Friday, May 14, 2010
I called Dr. E just before 2:00, even though I promised myself that I would wait until 3 pm. I was told that she was doing a biopsy but that she would call me back. Ah, biopsy. Must have been scheduled for 1:00. Sure enough, shortly after 2 pm, I think, she called me back.
"Well, unfortunately, it came back positive."
"OK. Well, what is it."
"It's about one to one-and-a-half centimeters. Grade two."
"What's that mean?"
"Grade 3 is aggressive. Grade 2 is average, meaning it's not going to sit there and look pretty indefinitely."
"Average. I'll take it."
"You'll have to see a surgeon because this has to be removed. I'll transfer you to Dr. S's office. Do you have any questions? I'll answer all of them"
"No, thank you. I think that's it. I'm glad to hear I'm average."
I made the appointment. Dr. S isn't around this week or something, so I can't see her until next Monday, May 24th. Figures. The scheduler lady, Loretta, estimates that the surgery will be about 4 weeks later. Excuse me? We're now looking at 2 months after NJ radiologist told me I need a biopsy. What's this average thing going to wind up doing during this time?

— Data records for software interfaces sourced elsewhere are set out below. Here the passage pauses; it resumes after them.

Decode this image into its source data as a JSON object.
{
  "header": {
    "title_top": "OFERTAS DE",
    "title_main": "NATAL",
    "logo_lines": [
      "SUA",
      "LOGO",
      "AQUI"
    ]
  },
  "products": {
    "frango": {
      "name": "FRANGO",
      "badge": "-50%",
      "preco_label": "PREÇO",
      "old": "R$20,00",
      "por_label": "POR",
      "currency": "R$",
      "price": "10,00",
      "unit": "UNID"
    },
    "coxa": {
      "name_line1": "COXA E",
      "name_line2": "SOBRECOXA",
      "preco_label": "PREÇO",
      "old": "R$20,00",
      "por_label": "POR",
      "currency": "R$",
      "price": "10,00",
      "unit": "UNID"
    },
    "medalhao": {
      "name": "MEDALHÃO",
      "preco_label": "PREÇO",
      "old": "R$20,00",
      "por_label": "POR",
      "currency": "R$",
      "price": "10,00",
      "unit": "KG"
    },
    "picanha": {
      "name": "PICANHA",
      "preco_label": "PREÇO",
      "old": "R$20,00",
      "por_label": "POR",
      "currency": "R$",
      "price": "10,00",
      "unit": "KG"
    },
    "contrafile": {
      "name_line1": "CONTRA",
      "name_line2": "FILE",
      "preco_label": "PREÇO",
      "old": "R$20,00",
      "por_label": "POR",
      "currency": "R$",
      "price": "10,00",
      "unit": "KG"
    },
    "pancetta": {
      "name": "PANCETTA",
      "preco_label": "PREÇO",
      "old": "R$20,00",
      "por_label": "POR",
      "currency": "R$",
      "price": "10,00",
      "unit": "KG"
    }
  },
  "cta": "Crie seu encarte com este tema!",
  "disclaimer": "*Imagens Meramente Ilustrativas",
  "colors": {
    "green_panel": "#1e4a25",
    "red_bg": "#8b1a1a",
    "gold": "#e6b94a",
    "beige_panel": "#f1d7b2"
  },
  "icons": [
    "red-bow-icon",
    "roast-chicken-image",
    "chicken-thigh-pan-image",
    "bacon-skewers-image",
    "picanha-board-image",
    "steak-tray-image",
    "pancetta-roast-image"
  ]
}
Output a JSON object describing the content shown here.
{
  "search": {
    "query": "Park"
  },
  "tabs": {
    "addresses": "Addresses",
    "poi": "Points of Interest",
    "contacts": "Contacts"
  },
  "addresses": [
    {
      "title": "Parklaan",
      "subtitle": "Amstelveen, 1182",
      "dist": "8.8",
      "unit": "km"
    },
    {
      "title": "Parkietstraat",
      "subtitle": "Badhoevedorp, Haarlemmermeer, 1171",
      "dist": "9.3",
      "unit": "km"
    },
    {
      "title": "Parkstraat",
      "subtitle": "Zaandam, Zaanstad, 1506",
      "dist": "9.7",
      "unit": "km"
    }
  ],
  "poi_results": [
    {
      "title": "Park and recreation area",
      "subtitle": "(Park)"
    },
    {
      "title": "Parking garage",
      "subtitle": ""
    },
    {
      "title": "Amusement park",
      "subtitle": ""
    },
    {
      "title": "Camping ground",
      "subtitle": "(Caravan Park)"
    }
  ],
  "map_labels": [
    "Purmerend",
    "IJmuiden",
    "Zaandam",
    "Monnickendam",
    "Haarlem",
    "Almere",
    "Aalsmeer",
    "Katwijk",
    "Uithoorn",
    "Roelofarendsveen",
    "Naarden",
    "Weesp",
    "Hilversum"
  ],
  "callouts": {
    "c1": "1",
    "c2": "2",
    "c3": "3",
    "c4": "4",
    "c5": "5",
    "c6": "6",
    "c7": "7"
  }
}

I felt really positive after the call. Not aggressive. Thank you God. My Mom's was wildly aggressive, and this is not. I told Ellen and Bel. It is what it is. I am in God's hands. Hey, maybe I can even "play" this. Ellen, asked if I wnated to leave early. Hey, great idea. Let's "play" this and get out of here. I cracked jokes the whole way home and declared that I would never care about what I say in the future, that I have power now, that I can say to my family "do this because I have cancer" and "don't do that because I have cancer." Indulge my every whim because I have cancer. Ellen was cracking up, already declaring me to no longer be the Kathryn she knows.
As I left the butcher, FCCC called. Dr. S's nurse practitioner. She wasn't sure if I had received the results, so she wanted to tell me. I told her I knew. I told her I really wasn't that upset. She said people react differently. She had more information for me. She told me that it's invasive ductal carcinoma. Oh dear. Invasive. OK. She then told me that surgery is definitely in order, that she knew I'm educated and liked to be informed, so she told me that the only website I should look at is breastcancer.org. Yes, dear. (She's young.) Immediate apology to her for my patronizing way of addressing her. So much for never worrying about what I say ever again.
Later, the nurse from the prevention program called. Earlier in the day, the genetic testing people called from California and told me that I don't qualify for the free version. If I want them to actually do the testing, it'll be $3340 cash, thank you. OK, so what is this criteria that I don't meet, I asked. Well, she said, someone in your family had to be diagnosed under age 50. My Mom was 53, and Aunt Mary was 64. I am 49. Nice.
Well, according to Sue from the prevention program, I should now be counted as the person diagnosed under age 50. Thanks. I qualify on my own back, or should I say breast.
I am glad that tonight we are having Uncle Georgie's 70th birthday dinner at our house and not a lot of time to get things ready. I'm glad that my sister and my brother and his family will be there. And, of course, I'm glad that Uncle Georgie and Dorothy and Kaleigh will be there. And I'm thrilled that invasive breast cancer will NOT be a topic of conversation because I'm telling Uncle Georgie of my diagnosis until after his birthday on Sunday.
49 years old, and I have breast cancer. What a drag-and-a-half.